### Exercise:
Collect each line of the entries that holds the string "true".

### Data extracts

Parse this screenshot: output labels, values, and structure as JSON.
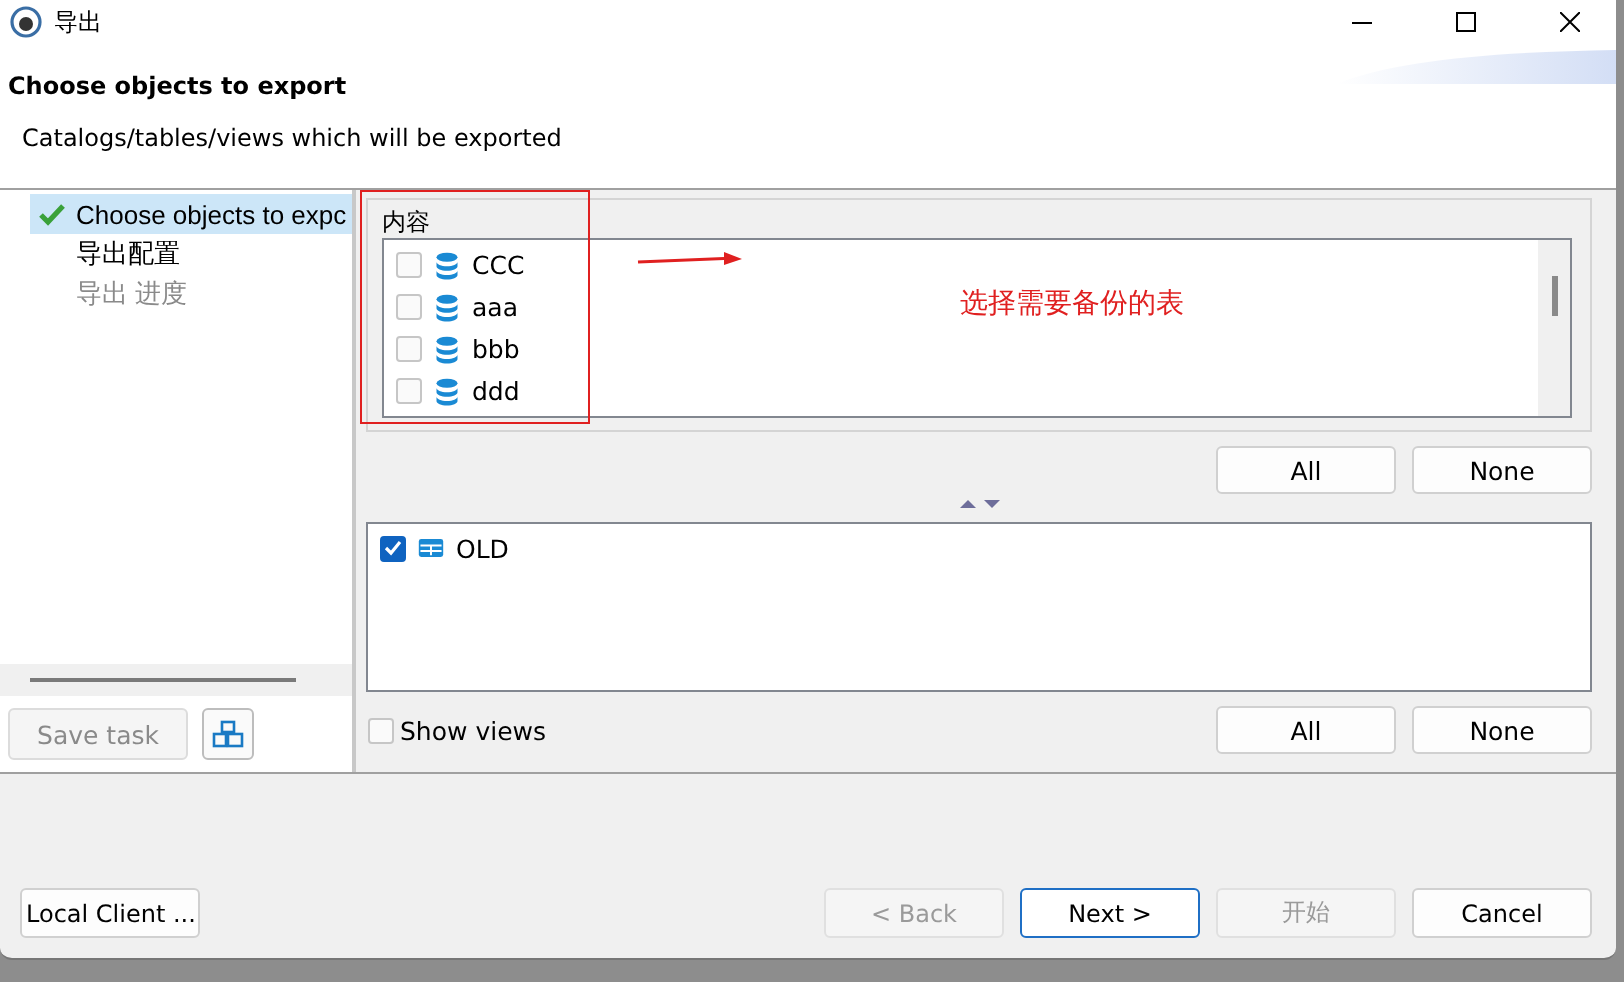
{
  "window": {
    "title": "导出"
  },
  "header": {
    "title": "Choose objects to export",
    "subtitle": "Catalogs/tables/views which will be exported"
  },
  "steps": [
    {
      "label": "Choose objects to expc",
      "selected": true,
      "done": true,
      "disabled": false
    },
    {
      "label": "导出配置",
      "selected": false,
      "done": false,
      "disabled": false
    },
    {
      "label": "导出 进度",
      "selected": false,
      "done": false,
      "disabled": true
    }
  ],
  "save_task": {
    "label": "Save task",
    "disabled": true
  },
  "catalogs": {
    "label": "内容",
    "items": [
      {
        "name": "CCC",
        "checked": false
      },
      {
        "name": "aaa",
        "checked": false
      },
      {
        "name": "bbb",
        "checked": false
      },
      {
        "name": "ddd",
        "checked": false
      }
    ],
    "buttons": [
      "All",
      "None"
    ]
  },
  "tables": {
    "items": [
      {
        "name": "OLD",
        "checked": true
      }
    ],
    "buttons": [
      "All",
      "None"
    ]
  },
  "show_views": {
    "label": "Show views",
    "checked": false
  },
  "local_client": {
    "label": "Local Client ..."
  },
  "footer_buttons": [
    {
      "label": "< Back",
      "disabled": true,
      "default": false
    },
    {
      "label": "Next >",
      "disabled": false,
      "default": true
    },
    {
      "label": "开始",
      "disabled": true,
      "default": false
    },
    {
      "label": "Cancel",
      "disabled": false,
      "default": false
    }
  ],
  "annotation": {
    "note": "选择需要备份的表"
  }
}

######

### Result for this exercise:
      "selected": true,
      "done": true,
      "disabled": true
    "disabled": true
        "checked": true
      "disabled": true,
      "default": true
      "disabled": true,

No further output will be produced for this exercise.